MADRID – Hundreds of municipalities in sparsely populated Spanish regions have experienced that the benefit of an internet connection contributes greatly to the quality of life of their inhabitants.
The government is investing more than €2.3 billion to have the whole of Spain online by 2025.
Moreover, having good and fast internet is a means of stimulating the economy and attracting people. Fiber optic was installed last year in the Cantabrian village of Peñarubbia (approx. 321 inhabitants). For the residents, this was the biggest revolution since the arrival of electricity. Due to the exodus, a number of basic facilities had disappeared from the village. Now local entrepreneurs, especially in the tourism sector, are seeing their clientele increase significantly thanks to e-commerce. People in their twenties no longer live in isolation, but can be followed by their families at any time of the day via cameras. And empty houses serve as workplaces.
All of Spain online in 2025
The lack of a good internet connection widens the digital divide between the Spanish cities and the countryside. It leads to isolation, less chance of quality education, lack of work, and idleness. To put an end to this situation, the Spanish government presented the Connectivity Plan in December 2020 with an investment of more than €2.3 billion, so that all of Spain will have a fast and good internet connection by 2025.
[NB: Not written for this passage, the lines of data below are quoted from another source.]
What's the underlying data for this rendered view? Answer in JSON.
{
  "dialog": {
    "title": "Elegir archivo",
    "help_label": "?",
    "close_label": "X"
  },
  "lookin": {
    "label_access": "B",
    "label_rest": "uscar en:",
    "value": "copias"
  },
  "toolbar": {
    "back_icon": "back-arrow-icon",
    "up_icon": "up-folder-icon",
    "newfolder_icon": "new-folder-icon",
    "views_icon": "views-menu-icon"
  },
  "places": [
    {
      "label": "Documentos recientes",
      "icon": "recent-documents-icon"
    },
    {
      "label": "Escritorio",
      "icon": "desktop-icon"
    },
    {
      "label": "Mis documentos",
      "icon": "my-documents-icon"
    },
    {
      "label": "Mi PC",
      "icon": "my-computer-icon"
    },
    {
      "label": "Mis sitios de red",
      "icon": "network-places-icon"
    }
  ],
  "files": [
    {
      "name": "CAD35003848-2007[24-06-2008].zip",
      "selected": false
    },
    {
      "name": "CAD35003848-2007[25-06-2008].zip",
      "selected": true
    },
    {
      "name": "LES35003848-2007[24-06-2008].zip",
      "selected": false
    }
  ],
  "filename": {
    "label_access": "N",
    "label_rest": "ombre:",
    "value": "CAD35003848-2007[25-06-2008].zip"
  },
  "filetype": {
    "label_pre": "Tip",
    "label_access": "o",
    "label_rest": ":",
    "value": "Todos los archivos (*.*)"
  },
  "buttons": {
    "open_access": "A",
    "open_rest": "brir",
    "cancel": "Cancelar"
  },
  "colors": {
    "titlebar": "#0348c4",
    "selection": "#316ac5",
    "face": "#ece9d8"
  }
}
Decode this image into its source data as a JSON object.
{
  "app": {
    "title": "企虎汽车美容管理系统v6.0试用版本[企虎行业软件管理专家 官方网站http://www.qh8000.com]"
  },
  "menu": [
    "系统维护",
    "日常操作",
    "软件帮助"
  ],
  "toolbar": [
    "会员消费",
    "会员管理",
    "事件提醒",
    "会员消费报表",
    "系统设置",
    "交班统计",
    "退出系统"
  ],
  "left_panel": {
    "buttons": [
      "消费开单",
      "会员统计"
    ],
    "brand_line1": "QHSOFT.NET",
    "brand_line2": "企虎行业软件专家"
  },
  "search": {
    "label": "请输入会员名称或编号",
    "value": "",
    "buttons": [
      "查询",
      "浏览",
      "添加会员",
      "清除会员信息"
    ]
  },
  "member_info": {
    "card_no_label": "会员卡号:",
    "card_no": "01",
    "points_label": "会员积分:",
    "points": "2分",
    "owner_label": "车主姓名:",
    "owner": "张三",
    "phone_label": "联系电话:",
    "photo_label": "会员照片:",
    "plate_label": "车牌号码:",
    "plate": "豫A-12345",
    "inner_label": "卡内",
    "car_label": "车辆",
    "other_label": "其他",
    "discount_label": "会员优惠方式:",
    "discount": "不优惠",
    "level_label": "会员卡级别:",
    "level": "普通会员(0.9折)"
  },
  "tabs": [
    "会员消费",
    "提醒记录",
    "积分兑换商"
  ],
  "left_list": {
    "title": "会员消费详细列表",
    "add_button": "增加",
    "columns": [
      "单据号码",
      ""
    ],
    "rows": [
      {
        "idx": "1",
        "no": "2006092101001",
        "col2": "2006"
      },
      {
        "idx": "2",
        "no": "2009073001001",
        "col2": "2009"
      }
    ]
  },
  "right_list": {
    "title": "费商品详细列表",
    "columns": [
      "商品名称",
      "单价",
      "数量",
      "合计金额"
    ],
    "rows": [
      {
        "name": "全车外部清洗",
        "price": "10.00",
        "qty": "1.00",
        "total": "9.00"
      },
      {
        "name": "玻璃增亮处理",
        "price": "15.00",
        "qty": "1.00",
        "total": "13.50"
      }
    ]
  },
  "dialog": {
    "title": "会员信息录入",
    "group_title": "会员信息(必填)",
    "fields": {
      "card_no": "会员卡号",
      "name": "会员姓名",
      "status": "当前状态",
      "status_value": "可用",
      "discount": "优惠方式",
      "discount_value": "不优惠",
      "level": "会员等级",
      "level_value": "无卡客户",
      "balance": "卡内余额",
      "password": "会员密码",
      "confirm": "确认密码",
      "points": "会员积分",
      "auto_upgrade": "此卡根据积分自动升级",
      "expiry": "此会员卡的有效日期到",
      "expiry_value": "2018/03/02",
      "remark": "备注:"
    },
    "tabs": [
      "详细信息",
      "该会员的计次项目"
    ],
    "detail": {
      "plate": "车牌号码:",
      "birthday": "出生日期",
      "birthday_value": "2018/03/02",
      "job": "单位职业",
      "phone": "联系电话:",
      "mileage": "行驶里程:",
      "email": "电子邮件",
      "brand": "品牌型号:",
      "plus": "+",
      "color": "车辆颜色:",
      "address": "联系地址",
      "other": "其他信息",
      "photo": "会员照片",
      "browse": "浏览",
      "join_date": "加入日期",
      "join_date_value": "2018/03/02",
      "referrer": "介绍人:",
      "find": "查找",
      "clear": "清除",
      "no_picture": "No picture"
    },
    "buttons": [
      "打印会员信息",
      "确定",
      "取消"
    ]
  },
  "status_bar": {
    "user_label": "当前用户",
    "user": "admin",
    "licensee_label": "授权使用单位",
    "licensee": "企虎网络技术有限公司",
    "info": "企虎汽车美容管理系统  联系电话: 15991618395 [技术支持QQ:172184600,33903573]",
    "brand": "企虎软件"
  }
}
In the last three years, the number of broadband connections – network connections of more than 100 MB per second – has increased from almost 39-63% in rural areas, according to data from the Ministry of Economic Affairs and Digital Transformation.
The internet can meet the need for basic services of the rural population. “It is a radical change. Everyone benefits from it: the residents, the entrepreneurs. And the potential is enormous. Besides reducing the rural divide, it could also solve other problems: the geographical distribution, light and water supply, the fires…” explains Secundino Caso, mayor of Peñarubbia and president of the Network for Rural Development (REDR).
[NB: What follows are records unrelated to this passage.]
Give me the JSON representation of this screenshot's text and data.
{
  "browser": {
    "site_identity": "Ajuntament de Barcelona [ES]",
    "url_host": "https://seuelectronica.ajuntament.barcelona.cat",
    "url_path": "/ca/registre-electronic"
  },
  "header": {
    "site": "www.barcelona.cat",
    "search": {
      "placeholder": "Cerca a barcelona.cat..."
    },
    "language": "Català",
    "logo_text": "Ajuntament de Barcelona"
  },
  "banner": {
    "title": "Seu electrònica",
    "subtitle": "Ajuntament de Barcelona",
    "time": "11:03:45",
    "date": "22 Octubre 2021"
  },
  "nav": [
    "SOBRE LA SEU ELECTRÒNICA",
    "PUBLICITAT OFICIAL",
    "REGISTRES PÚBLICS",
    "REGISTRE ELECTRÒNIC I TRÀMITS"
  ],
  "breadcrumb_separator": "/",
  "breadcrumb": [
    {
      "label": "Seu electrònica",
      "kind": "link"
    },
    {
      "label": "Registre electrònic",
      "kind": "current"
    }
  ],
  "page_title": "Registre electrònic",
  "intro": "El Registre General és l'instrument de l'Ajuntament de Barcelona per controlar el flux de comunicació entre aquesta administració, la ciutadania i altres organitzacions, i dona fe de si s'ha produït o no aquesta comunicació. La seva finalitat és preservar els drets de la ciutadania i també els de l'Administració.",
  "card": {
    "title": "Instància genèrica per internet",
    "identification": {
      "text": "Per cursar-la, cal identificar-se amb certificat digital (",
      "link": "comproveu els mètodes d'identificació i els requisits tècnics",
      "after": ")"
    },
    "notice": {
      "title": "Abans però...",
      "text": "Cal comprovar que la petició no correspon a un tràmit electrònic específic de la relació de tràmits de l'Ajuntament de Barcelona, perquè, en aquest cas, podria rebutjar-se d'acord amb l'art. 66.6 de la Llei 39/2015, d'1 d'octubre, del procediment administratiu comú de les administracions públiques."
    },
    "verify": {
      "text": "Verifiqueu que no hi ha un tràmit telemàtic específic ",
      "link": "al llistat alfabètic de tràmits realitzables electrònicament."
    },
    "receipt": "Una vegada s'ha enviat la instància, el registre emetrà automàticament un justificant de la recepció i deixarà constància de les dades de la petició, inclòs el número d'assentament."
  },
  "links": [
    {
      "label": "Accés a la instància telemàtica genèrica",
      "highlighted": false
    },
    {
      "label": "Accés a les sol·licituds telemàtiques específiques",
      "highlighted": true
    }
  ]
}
Increasing trend working from home
Working from home in rural areas has increased sharply since the arrival of corona. On the Idealista housing site, the number of searches for housing in rural municipalities (with fewer than 5000 inhabitants) in November 2020 amounted to 14.8% of the total, 4% more than in 2019.
Digitization of post offices in rural areas
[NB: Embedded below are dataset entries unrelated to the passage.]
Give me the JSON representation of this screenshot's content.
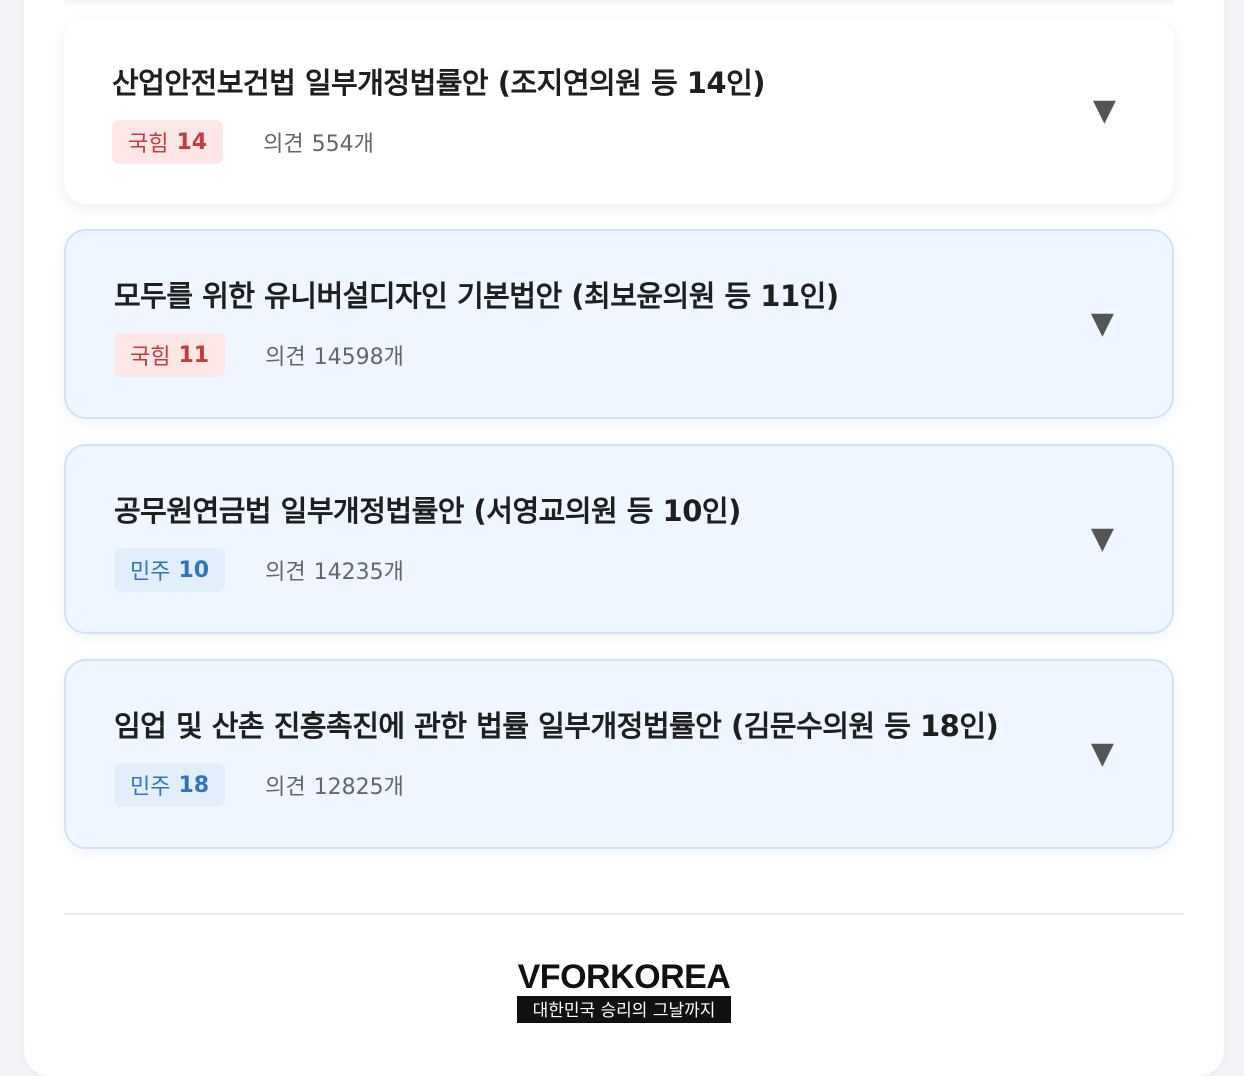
{
  "bills": [
    {
      "title": "산업안전보건법 일부개정법률안 (조지연의원 등 14인)",
      "party": "국힘",
      "party_count": "14",
      "opinion_label": "의견",
      "opinion_count": "554개",
      "chevron": "▼"
    },
    {
      "title": "모두를 위한 유니버설디자인 기본법안 (최보윤의원 등 11인)",
      "party": "국힘",
      "party_count": "11",
      "opinion_label": "의견",
      "opinion_count": "14598개",
      "chevron": "▼"
    },
    {
      "title": "공무원연금법 일부개정법률안 (서영교의원 등 10인)",
      "party": "민주",
      "party_count": "10",
      "opinion_label": "의견",
      "opinion_count": "14235개",
      "chevron": "▼"
    },
    {
      "title": "임업 및 산촌 진흥촉진에 관한 법률 일부개정법률안 (김문수의원 등 18인)",
      "party": "민주",
      "party_count": "18",
      "opinion_label": "의견",
      "opinion_count": "12825개",
      "chevron": "▼"
    }
  ],
  "footer": {
    "logo_main": "VFORKOREA",
    "logo_sub": "대한민국 승리의 그날까지"
  },
  "colors": {
    "party_ppp_bg": "#fde6e6",
    "party_ppp_text": "#c63b3b",
    "party_dem_bg": "#e2effb",
    "party_dem_text": "#2f74c4",
    "card_tint": "#eff6ff"
  }
}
The Spanish state postal company Correos has started digitizing its rural offices. Residents no longer have to go to the big city to withdraw cash, apply for a subsidy or pay a bill. So far, seven of the 2,295 offices and service points in rural areas have been digitized. In order to further implement the project, Correos has entered into partnerships with other organisations, such as Banco Santander.
Correos hopes to transform 9 other offices this year and to largely complete the project next year. According to sources within the postal company, Correos wants to give an impulse to entrepreneurship and economic activities in rural areas.
Smart collar in livestock farming
“Digitalization is useful and rewarding in rural areas,” emphasizes the chairman of the REDR. He points to the positive influence that this technological revolution will have on the agricultural sector, the economic engine of the Spanish countryside. “For example, via a smart collar, animal health data can be transmitted to the farmer. This will have a positive effect on productivity,” he confirms.
Other interesting initiatives have also been launched, including the Sativum computer program. A program that allows you to keep an eye on the ups and downs of crops. Satellite images, information from 200 weather stations, and a database with more than 16,000 soil samples are used for this.
Online during lockdown
During the lockdown it also became clear how important ‘being online’ is. Internet purchases increased by 50% and consumers bought more local products. Raquel Cortino from Monleras, a village with 226 inhabitants in Salamanca, can have a say in this. Months before the pandemic, she opened a handmade soap shop there. When the country went into lockdown, the internet was a godsend. This enabled her to market her products online. “That saved me,” Cortino says, adding: “Doing business over the Internet isn’t easy. The competition is fiercer and there is no personal contact with the customer, but it is an opportunity for the rural producers: it puts us on a par with companies in the big cities”.